→ **Work to be completed**
Please print every record below exactly as it appears, but leave out the pictures.

━━━━━━━━━━━━━━━━━━━━

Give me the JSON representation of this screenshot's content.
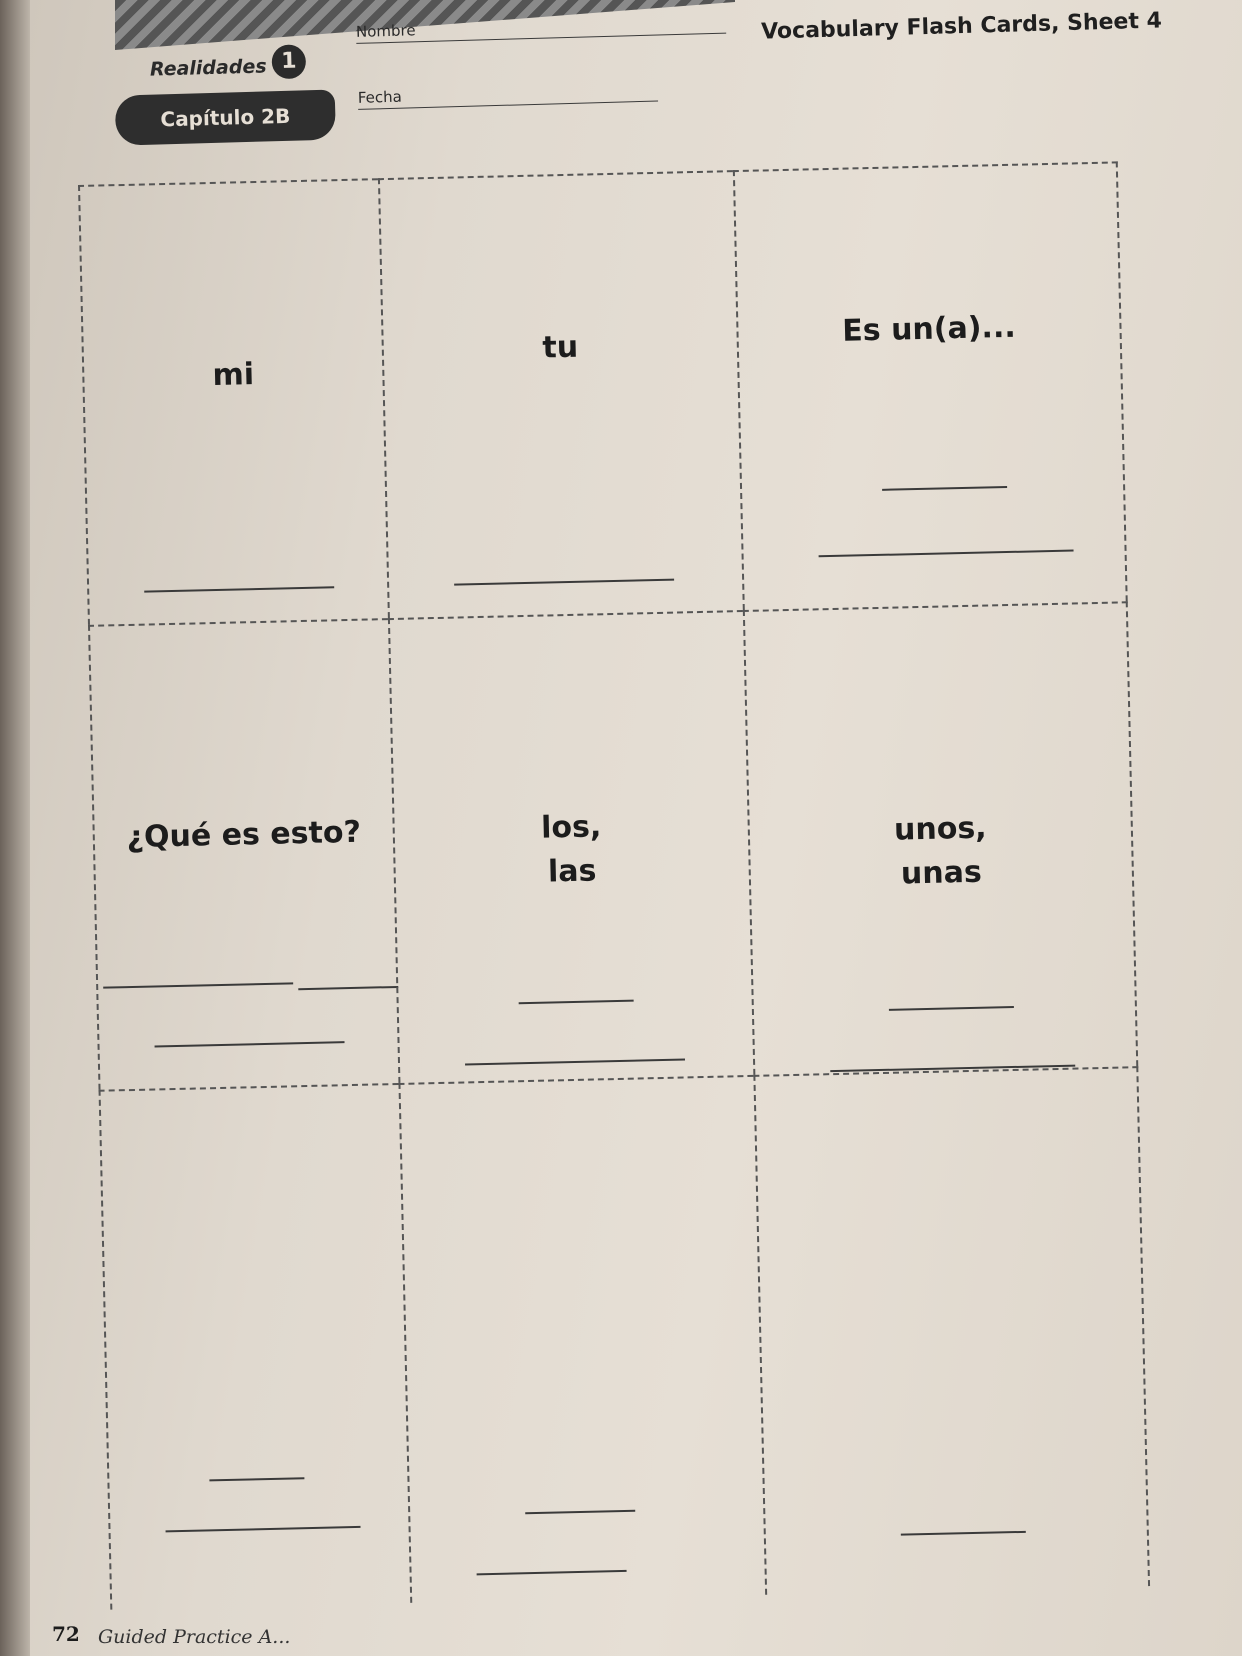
{
  "header": {
    "series": "Realidades",
    "level": "1",
    "chapter": "Capítulo 2B",
    "name_label": "Nombre",
    "date_label": "Fecha",
    "sheet_title": "Vocabulary Flash Cards, Sheet 4"
  },
  "cards": [
    {
      "word": "mi"
    },
    {
      "word": "tu"
    },
    {
      "word": "Es un(a)..."
    },
    {
      "word": "¿Qué es esto?"
    },
    {
      "word": "los,\nlas"
    },
    {
      "word": "unos,\nunas"
    },
    {
      "word": ""
    },
    {
      "word": ""
    },
    {
      "word": ""
    }
  ],
  "footer": {
    "page_number": "72",
    "text": "Guided Practice A..."
  }
}
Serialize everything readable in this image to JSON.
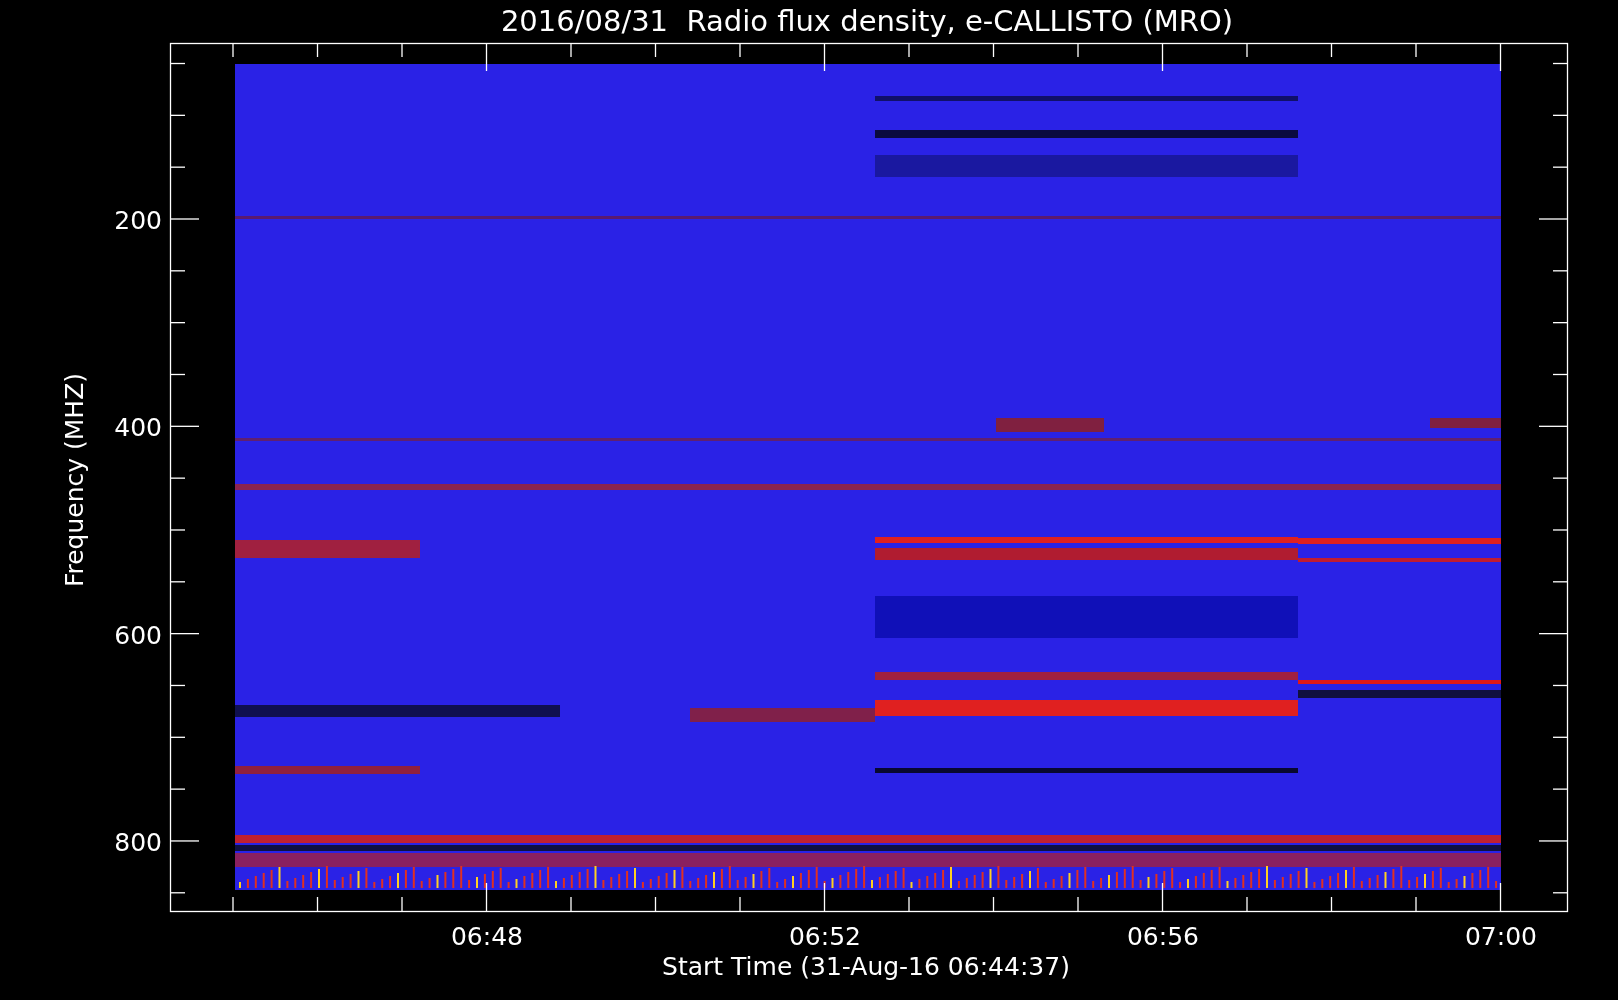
{
  "plot": {
    "title": "2016/08/31  Radio flux density, e-CALLISTO (MRO)",
    "ylabel": "Frequency (MHZ)",
    "xlabel": "Start Time (31-Aug-16 06:44:37)",
    "ytick_labels": [
      "200",
      "400",
      "600",
      "800"
    ],
    "xtick_labels": [
      "06:48",
      "06:52",
      "06:56",
      "07:00"
    ]
  }
}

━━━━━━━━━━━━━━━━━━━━

→ **Solution for this task**
Give me the JSON representation of this screenshot's content.
{
  "header": {
    "series": "Realidades",
    "level": "1",
    "chapter": "Capítulo 2B",
    "name_label": "Nombre",
    "date_label": "Fecha",
    "sheet_title": "Vocabulary Flash Cards, Sheet 4"
  },
  "cards": [
    {
      "word": "mi"
    },
    {
      "word": "tu"
    },
    {
      "word": "Es un(a)..."
    },
    {
      "word": "¿Qué es esto?"
    },
    {
      "word": "los,\nlas"
    },
    {
      "word": "unos,\nunas"
    },
    {
      "word": ""
    },
    {
      "word": ""
    },
    {
      "word": ""
    }
  ],
  "footer": {
    "page_number": "72",
    "text": "Guided Practice A..."
  }
}
Serialize everything readable in this image to JSON.
{
  "plot": {
    "title": "2016/08/31  Radio flux density, e-CALLISTO (MRO)",
    "ylabel": "Frequency (MHZ)",
    "xlabel": "Start Time (31-Aug-16 06:44:37)",
    "ytick_labels": [
      "200",
      "400",
      "600",
      "800"
    ],
    "xtick_labels": [
      "06:48",
      "06:52",
      "06:56",
      "07:00"
    ]
  }
}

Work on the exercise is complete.